“You know you’re not supposed to shave here,” one of the coaches at my gym in Paris told me the other day. By here he meant the locker room, by the three sinks that looked exactly like the sort of spot where you might find people in other cities around the world actually doing the unthinkable: shaving.
“I didn’t know that,” I said. “Why?”
“For reasons of hygiene.”
I asked him to explain further, but he couldn’t. Hygiene was enough, even if it couldn’t be elaborated on. Neither could another employee at the gym tell me why shaving would be forbidden in a place where you’re supposed to be washing up anyway.
I’d been shaving there as a matter of course, without realizing that it was one of those things you just don’t do in France. If the gym were so concerned about hygiene, it might actually provide soap in the showers. You bring your own or you do without – as I’ve seen far too many men do who simply rinse off after a long workout (and who then dry off with the one towel everyone is given upon entering, and that everyone is supposed to use when working out). As it is, I don’t see how the locker room is any more hygienic for people not shaving there.
But then, nobody asked me. I’m still surprised at certain behaviors in Paris, as accustomed as I am to living here part of the year, and to knowing, up to a point, how to get along. Whenever I return, for example, I’m assaulted by the scent of cigarette smoke everywhere. I realize how little I’m subjected to this in New York (it’s true I don’t live in an area of the U.S. where smoking is still permitted in public places). But it’s shocking how many people continue to smoke in Paris, from the young hotel-school students at the nearby École Jean-Drouant who are blithely unaware of what maladies lie ahead as they crowd around tiny tables sipping beers and sucking cigarettes, to wrinkled old retirees who are long past caring and whose smoking is punctuated by catarrhal coughs that echo down the streets.

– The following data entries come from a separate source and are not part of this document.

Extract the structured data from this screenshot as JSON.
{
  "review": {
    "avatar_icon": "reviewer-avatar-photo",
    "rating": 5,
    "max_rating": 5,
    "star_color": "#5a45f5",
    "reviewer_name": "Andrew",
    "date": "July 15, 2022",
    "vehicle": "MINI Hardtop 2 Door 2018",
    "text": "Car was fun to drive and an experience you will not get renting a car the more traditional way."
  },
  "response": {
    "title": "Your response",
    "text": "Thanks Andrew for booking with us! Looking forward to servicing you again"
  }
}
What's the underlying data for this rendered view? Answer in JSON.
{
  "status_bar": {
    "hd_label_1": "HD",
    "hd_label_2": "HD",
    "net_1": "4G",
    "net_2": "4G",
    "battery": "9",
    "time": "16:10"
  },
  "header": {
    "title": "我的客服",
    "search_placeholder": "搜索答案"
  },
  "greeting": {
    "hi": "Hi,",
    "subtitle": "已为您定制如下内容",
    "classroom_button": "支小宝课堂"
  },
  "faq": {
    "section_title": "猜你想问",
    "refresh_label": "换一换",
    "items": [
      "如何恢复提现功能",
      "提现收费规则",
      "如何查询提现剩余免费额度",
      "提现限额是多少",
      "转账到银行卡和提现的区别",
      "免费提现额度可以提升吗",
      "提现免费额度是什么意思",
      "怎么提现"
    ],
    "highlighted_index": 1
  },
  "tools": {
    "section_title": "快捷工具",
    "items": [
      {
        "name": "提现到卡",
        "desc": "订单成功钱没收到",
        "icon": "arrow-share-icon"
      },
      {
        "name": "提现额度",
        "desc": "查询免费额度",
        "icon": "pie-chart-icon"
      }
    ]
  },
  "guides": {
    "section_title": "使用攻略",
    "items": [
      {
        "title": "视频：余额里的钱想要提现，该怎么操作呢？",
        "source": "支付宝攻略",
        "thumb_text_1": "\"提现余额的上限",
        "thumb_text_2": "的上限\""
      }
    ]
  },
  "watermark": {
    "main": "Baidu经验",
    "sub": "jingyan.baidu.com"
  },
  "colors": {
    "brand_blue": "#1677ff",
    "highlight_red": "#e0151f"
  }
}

Even some of the fitness coaches at the gym puff away on the street between workout sessions with their clients.
You pretty much can’t enjoy a meal at an outdoor terrace in Paris any longer, since most of those tables are taken up by smokers. A few weeks ago, my friend Bob and I were dining at a neighborhood restaurant while at a nearby table two women were chain-smoking as the baby of one of the women slept in a carriage next to where they sat. I guess they figured the kid needed get used to to tolerating the bad habits of others, and that children become accustomed to being exhaled on from an early age.
I realized that my attitude toward smoking smacked of a sort of purity-provincialism, as if because I don’t smoke others shouldn’t either. I actually don’t care if other people smoke. I just don’t happen to like inhaling it. And I also realize that I’m naïve in thinking that simply because I’m not surrounded by smokers, that smokers don’t surround me wherever I am. It’s just one of those sharp differences between there and here you pick up on: more people seem to smoke in Paris than in New York (to my surprise, per-capita smoking is higher in the U.S. than in France). I mentioned all of this last week to a visiting friend with whom I’d attended Alliance Française a few years ago, where we both learned French (and where we’d become acquainted with certain French ways of doing things).
“Smoking bothers you here?”
I said it did, although perhaps each time I’m back in New York I get used to the lack of smoke there, and that I expect stupidly everyplace to be a smoke-free zone. I mentioned to Craig that I’m aware that I can’t do anything about what I consider to be the hordes of smokers in Paris. Still, having grown up with parents who went through three packs of unfiltered cigarettes a day each, and never having smoked myself, I have had enough secondhand smoke to last several lifetimes.
“It doesn’t really bother me anymore,” Craig said. “I’ve made peace with it.”
“You’ve made peace with it? As in dying?”
“Smoking. It’s just what they do.” Along with, it seems, not shaving in the locker room, or not soaping up in the showers.
I guess Craig had a point – you have to make peace with certain relatively benign behaviors that you can’t control. Even though I realize that what “they” might do and what my discomfort consists of relative to their actions is of no interest to anyone, particularly the happy puffers who take no notice of sanctimonious scolds like me whose lungs, if not their bitter little hearts, are clean.
It’s one of those French givens. The French right to enjoy themselves trumps your right to be left undisturbed, whether this involves loud music, unasked-for opinions or constant smoking.
But then it’s also a matter of where you spend time. If I were from a city or state where everyone still smoked, les fumeurs ou les fumeuses of Paris wouldn’t seem so different from the smokers of Atlanta.
In any event, I asked a French friend at lunch today his opinion of the non-shaving rule at the gym. He was surprised at that, and unaware that such a rule existed. But he also suggested that perhaps gyms could sell soap at the front desk, for those who found themselves without. This being France, he added (where thriftiness is something of a national character trait), nothing is free.
Except, perhaps, secondhand smoke.